Thursday during a meeting with enterprise IT managers, Verizon Wireless senior federal sales executive Bernie McMonagle revealed plans to launch its 4G LTE wireless network in 30 US "National Football League Cities" by the end of 2010. McMonagle said that the remainder of the country would acquire 4G support in stages until the entire nation had access to the 4G network by 2013.
According to Verizon's roadmap, the 4G network uses a large chunk of 700 MHz spectrum Verizon previously acquired from the FCC. It will also use a flat IP addressing model--a method of identifying a device using symbolic names rather than the previous old-school telephone numbering scheme. The 4G network standard would also be IPv6 to support the vast number of new devices. Currently Verizon is beefing up the network's backbone by upgrading company cell sites to Gigabit Ethernet where possible.

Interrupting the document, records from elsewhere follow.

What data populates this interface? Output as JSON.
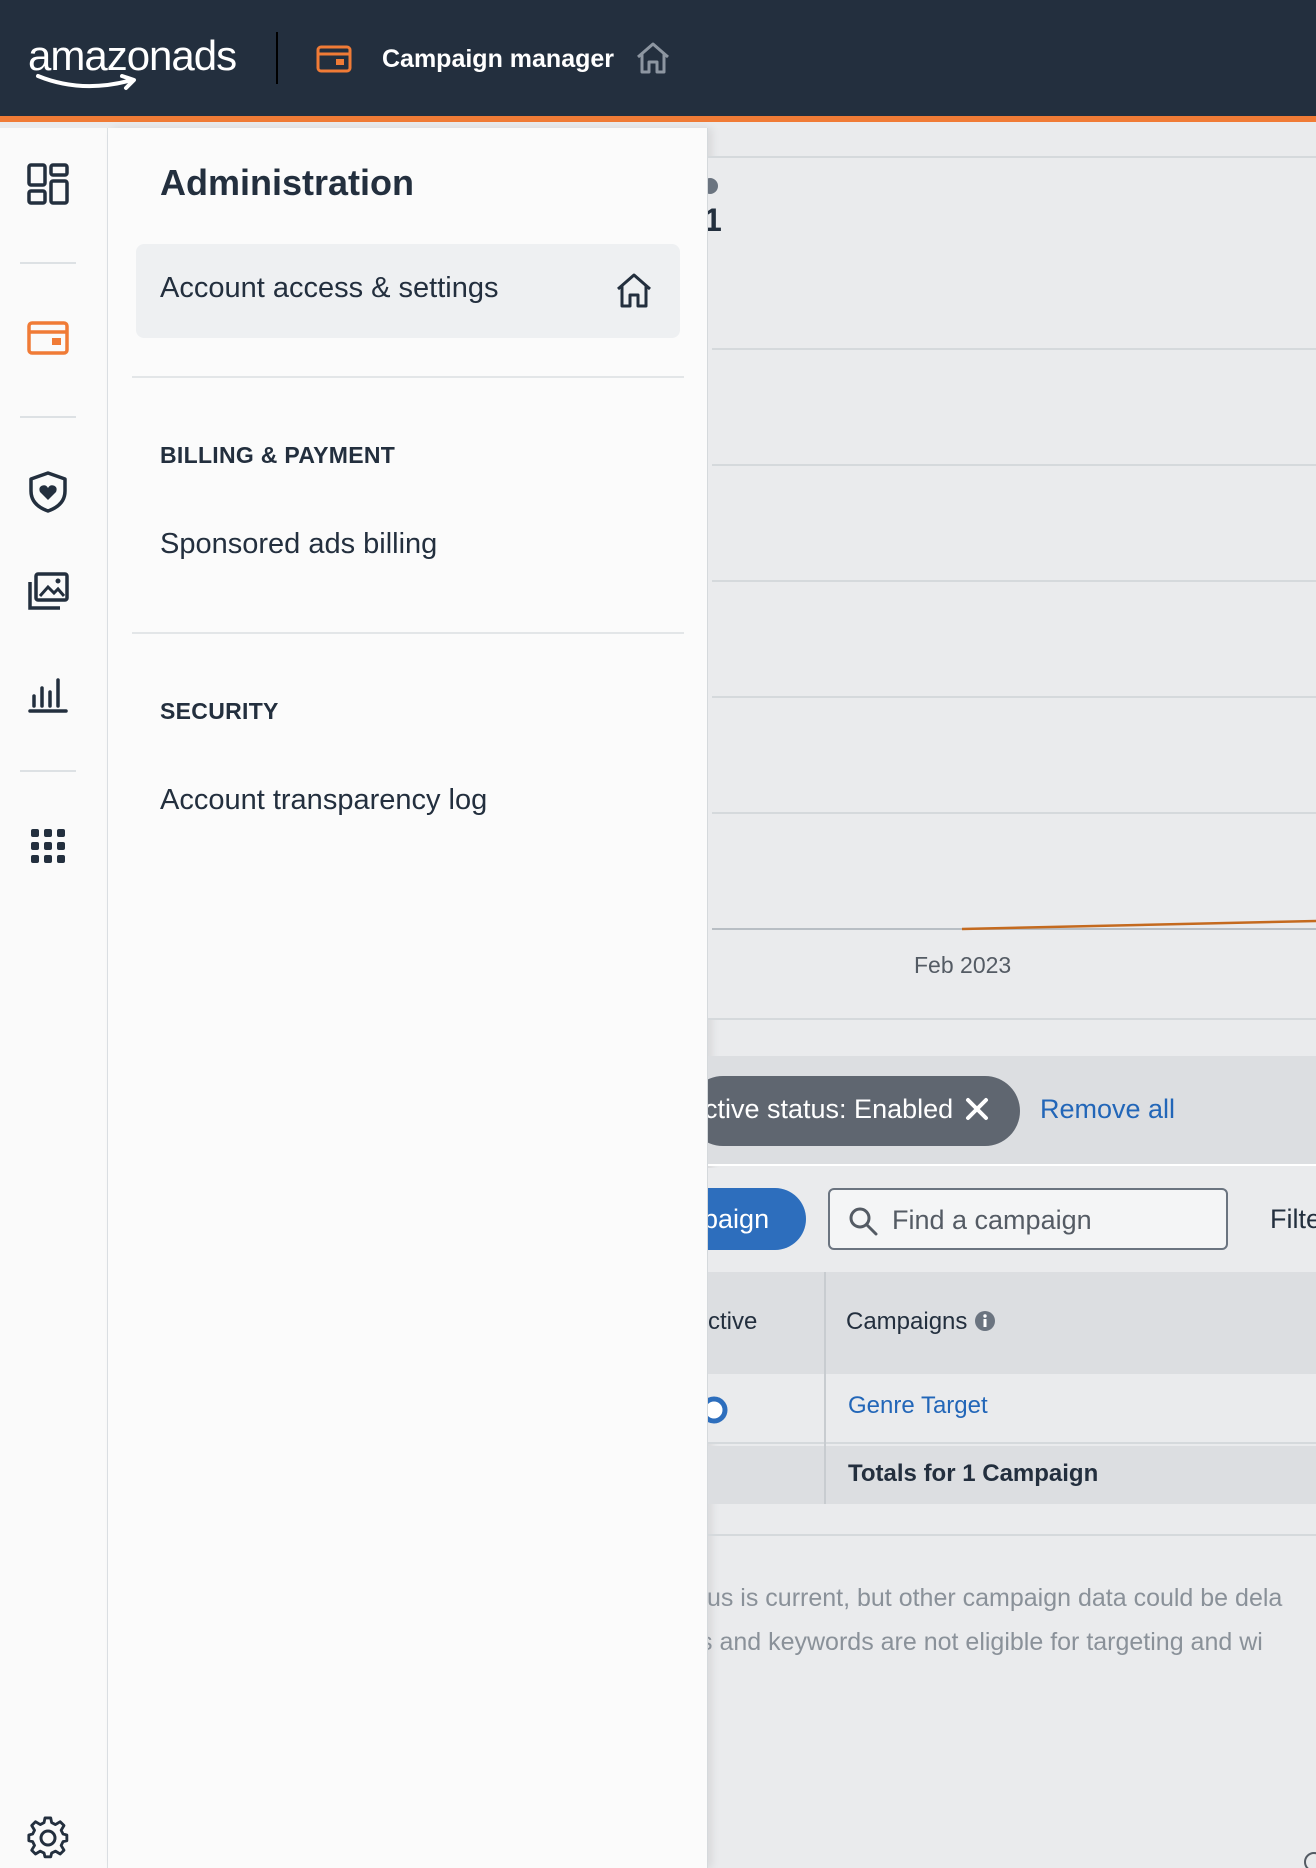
{
  "topbar": {
    "logo_text": "amazonads",
    "title": "Campaign manager",
    "brand_color": "#232f3e",
    "accent_color": "#f07b36"
  },
  "rail": {
    "icons": [
      "dashboard-icon",
      "campaign-manager-icon",
      "brand-safety-icon",
      "creative-assets-icon",
      "reports-icon",
      "apps-grid-icon",
      "settings-icon"
    ]
  },
  "panel": {
    "title": "Administration",
    "active_item": "Account access & settings",
    "sections": [
      {
        "heading": "BILLING & PAYMENT",
        "items": [
          "Sponsored ads billing"
        ]
      },
      {
        "heading": "SECURITY",
        "items": [
          "Account transparency log"
        ]
      }
    ]
  },
  "background": {
    "chart_fragment": "1",
    "x_tick": "Feb 2023",
    "filter_chip": "ctive status: Enabled",
    "remove_all": "Remove all",
    "create_button": "npaign",
    "search_placeholder": "Find a campaign",
    "filter_link": "Filte",
    "table": {
      "col_active": "ctive",
      "col_campaigns": "Campaigns",
      "row_campaign": "Genre Target",
      "totals": "Totals for 1 Campaign"
    },
    "footnotes": [
      "tus is current, but other campaign data could be dela",
      "s and keywords are not eligible for targeting and wi"
    ]
  }
}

McMonagle said that the first phase of the 4G roll-out will support download speeds of 5 Mbps to 12 Mbps, and upload speeds of 2 Mbps to 5 Mbps. The company would also provide latency of 30 to 150 milliseconds.
The first devices expected to initially take advantage of the new 4G network will be wireless cards for laptops. McMonagle said that monitoring devices--those that regulate equipment ranging from refrigerators to traffic sensors--would also be the first on the network, adding that the prices for such devices would drop quickly after hitting the market.
Naturally the drawback to the Q4 2010 launch is that Verizon's 4G network won't be immediately available to smartphones. Current models do not access the 700 MHz frequency range--LTE phones are also in extremely short supply. With that said, compatible smartphones may not enter the market until 2012.